"After Midnight" was enough of a standard in the early '70s that the Jamaican group the Pioneers recorded a reggae version of it in 1971, as "Let It All Hang Out."
And the brilliant art-punk band Wire actually made a speedy, stripped-down cover of Cale's "After Midnight" part of their earliest set lists. (The recording below comes from London's Roxy club in 1977.)
A few years before that, Captain Beefheart had recorded his 1974 album Bluejeans and Moonbeams, on which he attempted to shoehorn his fractured, freaked-out blues into a relatively straightforward pop form. One of its two covers is an uncharacteristically lush arrangement (with a string section!) of Cale's "Same Old Blues."
The late, great guitarist Robert Quine told an interviewer that he was "listening to J.J. Cale constantly ... People are either bored by him, or completely hypnotized." You may or may not be able to hear sped-up hints of Cale's dextrous chording in Quine's guitar solos from Richard Hell and the Voidoids' "The Kid with the Replaceable Head."
Cale started recording as a teenager -- his first single was 1958's "Shock Hop" -- but he didn't make an album until Naturally, recorded between 1970 and 1971, once Clapton's version of "After Midnight" had become a hit. Its opening track was "Call Me the Breeze," below, and your ears are not deceiving you: it begins with the sound of a very early drum machine (for which Cale traded an electric banjo). The album also included "Crazy Mama," his biggest American chart hit, built around another loping electronic percussion loop.
Something about "Call Me the Breeze" apparently stuck with Spiritualized's Jason Pierce; the first Spiritualized album, 1992's Lazer Guided Melodies, features a rewritten version of "Call Me the Breeze," called "Run."
Iron and Wine's Sam Beam has cited Cale as an inspiration, and the tap-dancing percussion loop of "Boy With a Coin" recalls the vibe of those early-'70s records, too, especially the way Cale set simple drum machine beats against trickier, overdubbed guitar lines.

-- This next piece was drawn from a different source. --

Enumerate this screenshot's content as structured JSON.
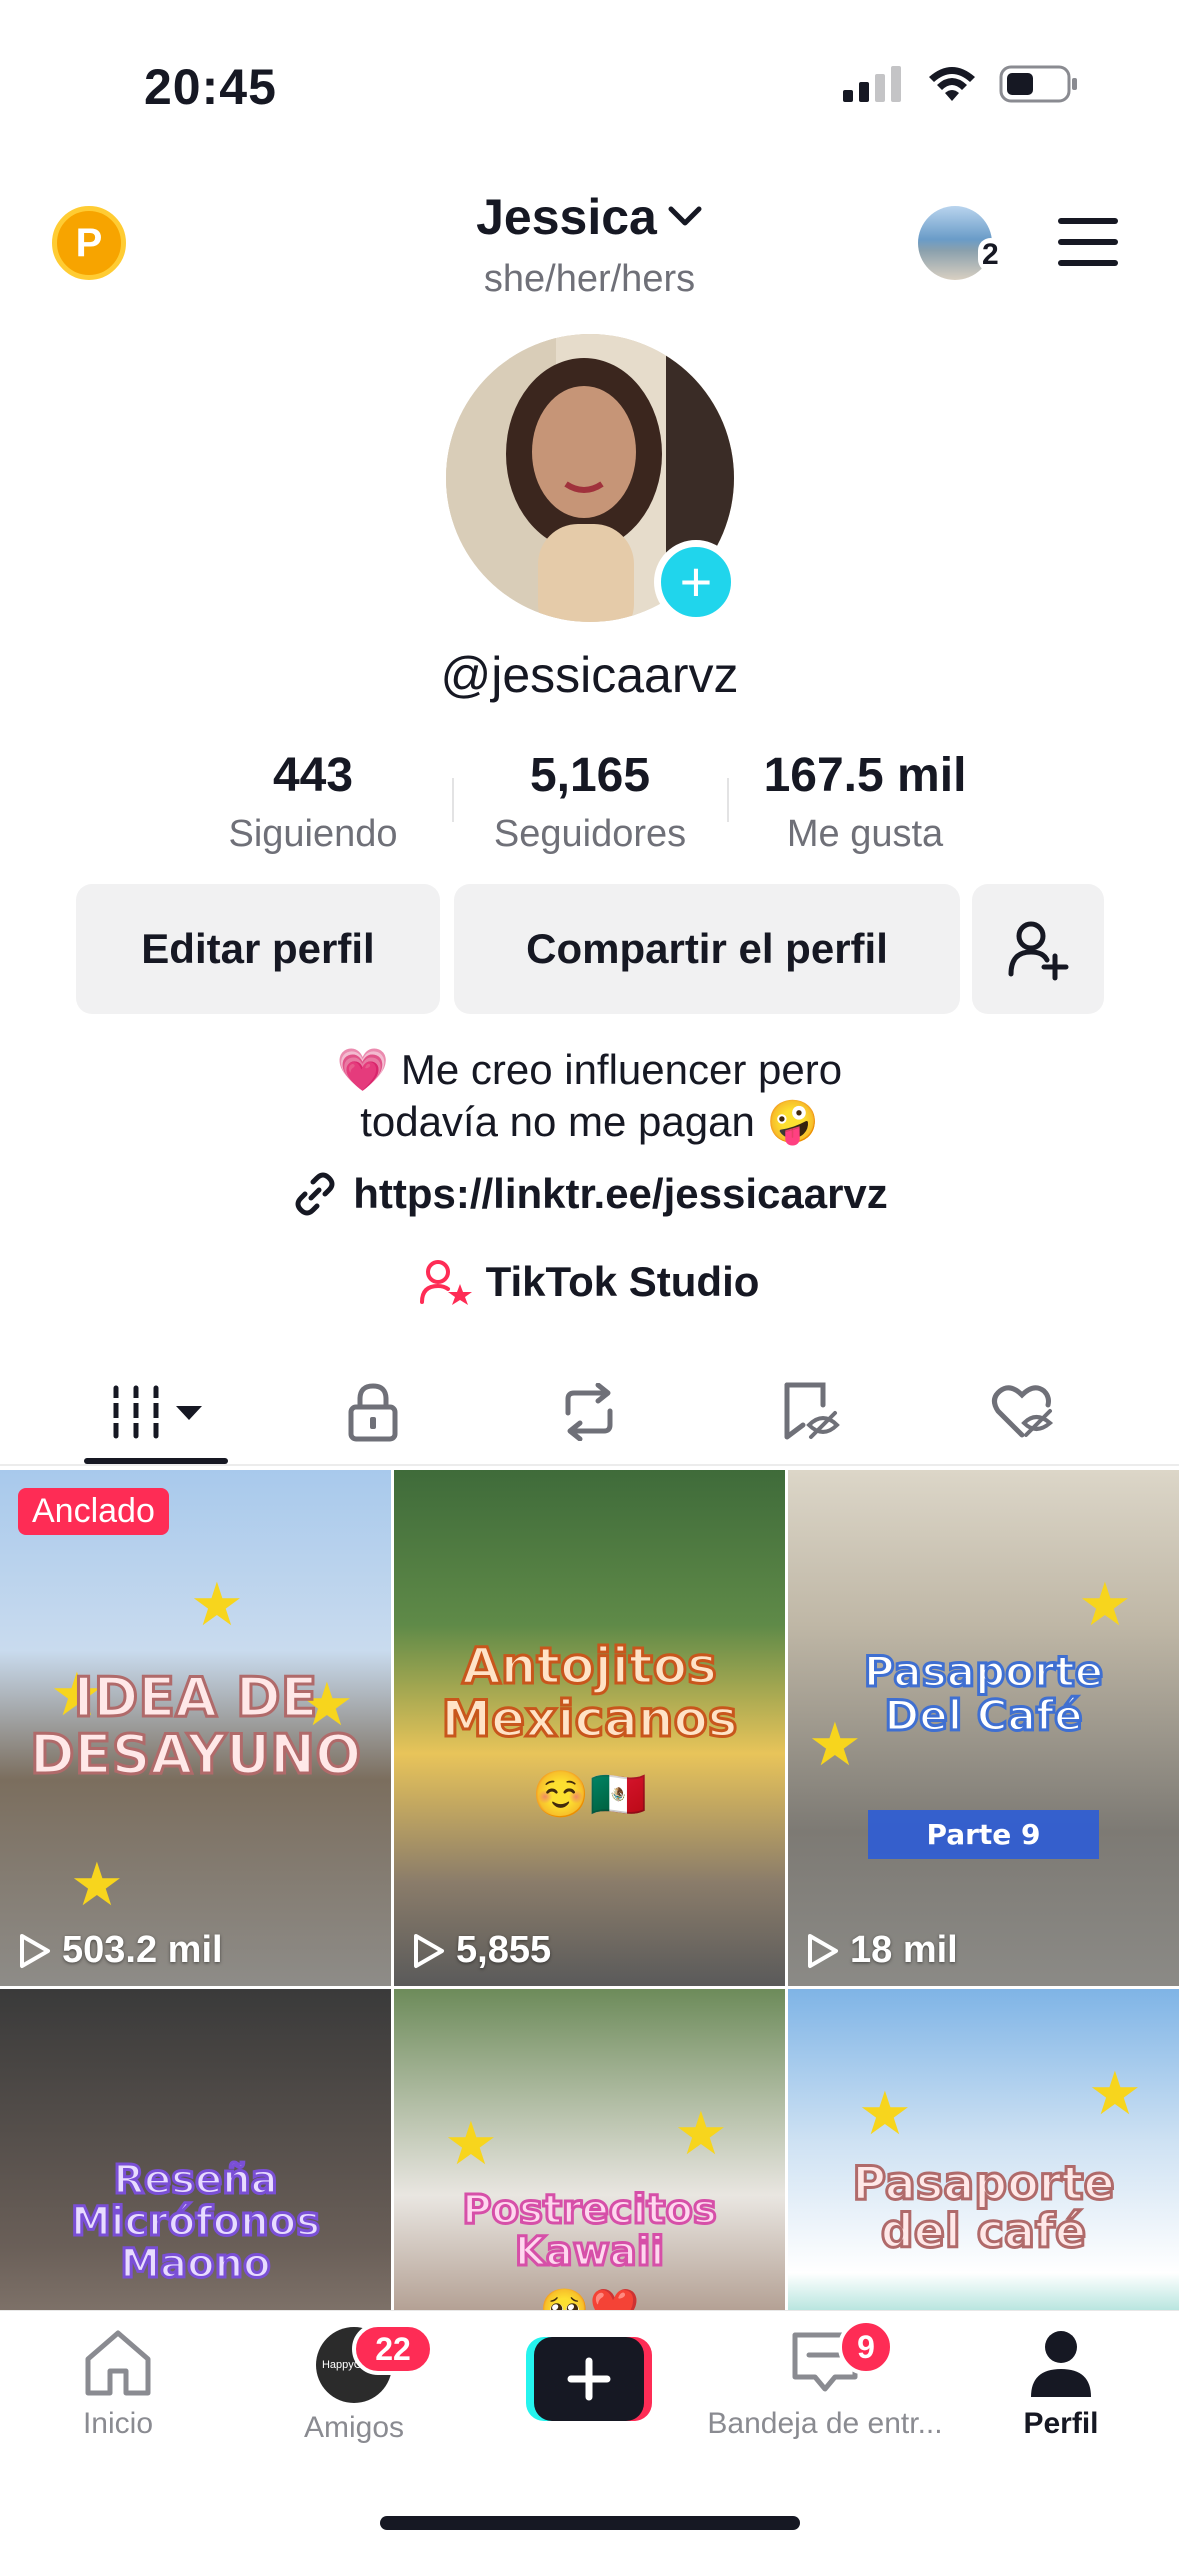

The North Carolina group Hiss Golden Messenger's singer/guitarist Mike Taylor is a huge fan of Cale's; you can hear a bit of the relaxed, country-blues-tinged "Tulsa" sound in HGM's "Red Rose Nantahala," below. Taylor also recently made an album with New York-based guitarist Steve Gunn, under the name Golden Gunn; its cover typography is based on the front cover artwork of Cale's Really album.

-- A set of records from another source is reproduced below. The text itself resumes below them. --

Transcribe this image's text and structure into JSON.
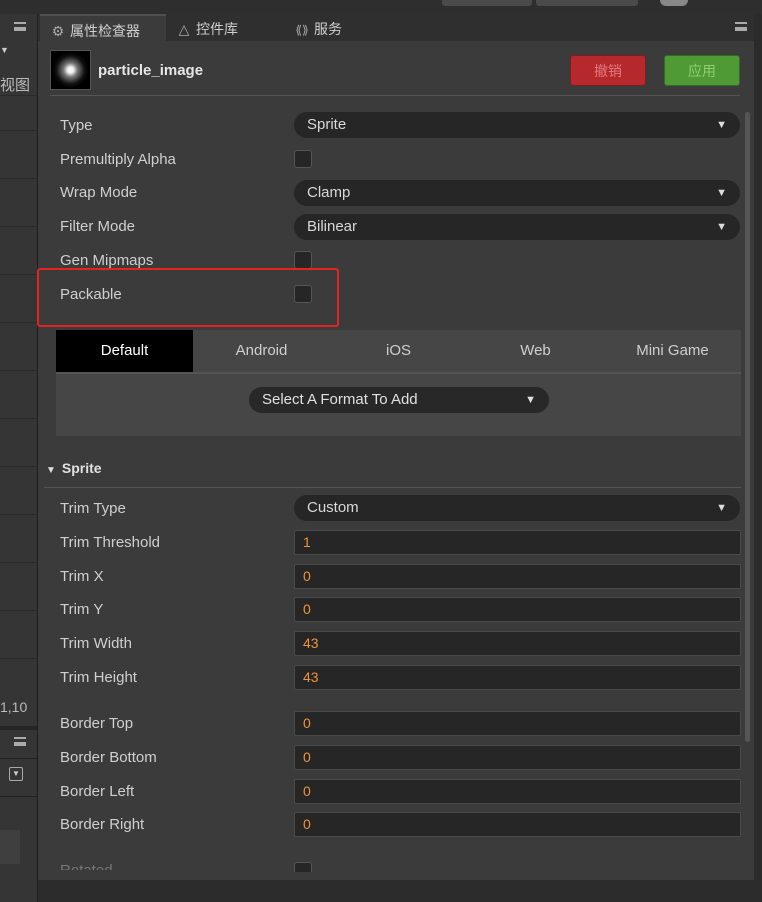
{
  "tabs": {
    "inspector": "属性检查器",
    "library": "控件库",
    "services": "服务"
  },
  "left_panel": {
    "view_label": "视图",
    "coord_value": "1,10"
  },
  "asset": {
    "name": "particle_image"
  },
  "header_buttons": {
    "revert": "撤销",
    "apply": "应用"
  },
  "texture": {
    "type_label": "Type",
    "type_value": "Sprite",
    "premultiply_label": "Premultiply Alpha",
    "premultiply_checked": false,
    "wrap_label": "Wrap Mode",
    "wrap_value": "Clamp",
    "filter_label": "Filter Mode",
    "filter_value": "Bilinear",
    "mipmaps_label": "Gen Mipmaps",
    "mipmaps_checked": false,
    "packable_label": "Packable",
    "packable_checked": false
  },
  "platforms": {
    "tabs": [
      "Default",
      "Android",
      "iOS",
      "Web",
      "Mini Game"
    ],
    "active": "Default",
    "format_select": "Select A Format To Add"
  },
  "sprite": {
    "header": "Sprite",
    "trim_type_label": "Trim Type",
    "trim_type_value": "Custom",
    "trim_threshold_label": "Trim Threshold",
    "trim_threshold_value": "1",
    "trim_x_label": "Trim X",
    "trim_x_value": "0",
    "trim_y_label": "Trim Y",
    "trim_y_value": "0",
    "trim_width_label": "Trim Width",
    "trim_width_value": "43",
    "trim_height_label": "Trim Height",
    "trim_height_value": "43",
    "border_top_label": "Border Top",
    "border_top_value": "0",
    "border_bottom_label": "Border Bottom",
    "border_bottom_value": "0",
    "border_left_label": "Border Left",
    "border_left_value": "0",
    "border_right_label": "Border Right",
    "border_right_value": "0",
    "rotated_label": "Rotated"
  },
  "colors": {
    "revert_button": "#b5292d",
    "apply_button": "#4f9a35",
    "number_value": "#f0933a",
    "highlight_box": "#e32521"
  },
  "icons": {
    "inspector": "gear-icon",
    "library": "triangle-icon",
    "services": "cloud-link-icon",
    "menu": "hamburger-menu-icon",
    "dropdown": "triangle-down-icon"
  }
}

J.J. Cale fandom turns up in a lot of unexpected places -- the German electronic composer Klaus Schulze, for instance, has repeatedly made a point of how much he likes Cale -- but somehow the Malian singer-guitarist Sidi Touré's appreciation doesn't seem all that unlikely. See, for instance, the 2008 video for "Mon Pays" below: the song's relaxed groove isn't all that far off from "After Midnight."

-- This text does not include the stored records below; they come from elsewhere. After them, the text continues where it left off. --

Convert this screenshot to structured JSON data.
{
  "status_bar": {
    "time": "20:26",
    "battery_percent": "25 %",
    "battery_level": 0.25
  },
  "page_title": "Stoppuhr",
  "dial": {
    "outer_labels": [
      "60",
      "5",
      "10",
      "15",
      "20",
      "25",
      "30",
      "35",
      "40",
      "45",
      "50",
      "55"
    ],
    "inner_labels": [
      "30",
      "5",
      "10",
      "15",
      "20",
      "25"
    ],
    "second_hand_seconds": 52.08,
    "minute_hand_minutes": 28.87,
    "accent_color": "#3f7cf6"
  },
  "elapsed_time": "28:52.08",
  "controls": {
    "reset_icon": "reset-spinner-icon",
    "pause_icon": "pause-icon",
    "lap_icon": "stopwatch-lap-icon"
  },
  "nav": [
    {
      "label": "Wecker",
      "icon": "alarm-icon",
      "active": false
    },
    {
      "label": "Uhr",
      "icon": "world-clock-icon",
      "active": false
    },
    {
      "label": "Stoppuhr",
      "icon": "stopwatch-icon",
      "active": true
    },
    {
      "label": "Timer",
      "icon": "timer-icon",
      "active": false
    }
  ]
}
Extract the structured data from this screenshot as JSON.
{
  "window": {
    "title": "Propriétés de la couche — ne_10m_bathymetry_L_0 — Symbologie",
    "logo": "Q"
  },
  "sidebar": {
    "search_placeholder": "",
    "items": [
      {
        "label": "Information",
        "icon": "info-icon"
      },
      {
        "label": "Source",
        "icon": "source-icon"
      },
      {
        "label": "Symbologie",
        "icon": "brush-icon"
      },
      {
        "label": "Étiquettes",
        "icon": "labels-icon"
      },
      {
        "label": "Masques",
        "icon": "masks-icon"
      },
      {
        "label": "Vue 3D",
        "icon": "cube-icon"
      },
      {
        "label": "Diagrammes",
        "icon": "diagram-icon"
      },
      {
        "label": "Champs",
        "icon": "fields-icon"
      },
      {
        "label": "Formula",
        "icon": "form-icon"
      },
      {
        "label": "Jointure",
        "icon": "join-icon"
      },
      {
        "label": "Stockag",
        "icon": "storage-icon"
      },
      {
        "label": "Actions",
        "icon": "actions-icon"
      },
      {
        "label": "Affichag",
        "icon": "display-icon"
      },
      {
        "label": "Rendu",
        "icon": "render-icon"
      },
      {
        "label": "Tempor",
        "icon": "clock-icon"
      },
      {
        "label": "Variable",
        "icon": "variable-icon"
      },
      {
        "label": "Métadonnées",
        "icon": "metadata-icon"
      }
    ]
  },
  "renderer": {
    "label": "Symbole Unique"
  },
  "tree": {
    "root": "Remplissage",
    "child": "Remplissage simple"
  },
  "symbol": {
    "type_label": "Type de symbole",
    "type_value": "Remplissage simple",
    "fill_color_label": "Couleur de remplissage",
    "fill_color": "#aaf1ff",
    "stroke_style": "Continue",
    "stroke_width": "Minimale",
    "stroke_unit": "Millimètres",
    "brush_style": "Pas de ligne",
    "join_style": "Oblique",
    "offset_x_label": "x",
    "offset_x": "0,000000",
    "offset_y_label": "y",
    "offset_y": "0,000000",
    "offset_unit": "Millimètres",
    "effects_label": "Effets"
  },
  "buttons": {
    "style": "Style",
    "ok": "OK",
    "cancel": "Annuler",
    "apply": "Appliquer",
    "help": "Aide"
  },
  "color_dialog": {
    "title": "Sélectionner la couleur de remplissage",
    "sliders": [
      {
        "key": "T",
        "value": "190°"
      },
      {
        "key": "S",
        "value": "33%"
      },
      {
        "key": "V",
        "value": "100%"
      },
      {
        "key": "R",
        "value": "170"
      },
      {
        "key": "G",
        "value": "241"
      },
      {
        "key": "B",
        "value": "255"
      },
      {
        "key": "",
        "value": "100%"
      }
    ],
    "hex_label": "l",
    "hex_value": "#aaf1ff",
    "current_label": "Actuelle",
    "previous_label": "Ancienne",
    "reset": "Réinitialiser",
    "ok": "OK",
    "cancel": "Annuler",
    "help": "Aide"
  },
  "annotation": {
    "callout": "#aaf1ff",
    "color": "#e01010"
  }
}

In the days since Cale's passing, lots of bands have been paying tribute to him. At the Gathering of the Vibes festival this weekend, Grace Potter and the Nocturnals covered his "Cocaine," with Gov't Mule's Warren Haynes sitting in. Their admiration for Cale goes back to the start of their career: Potter and the Nocturnals' 2005 debut album Nothing But the Water opens with the post-breakup anthem "My Toothbrush and My Table." "Give me back my hammer, give me back my nail/Give me back my jeans and my J.J. Cale," Potter sings in a drawling snarl. She knows what matters to her.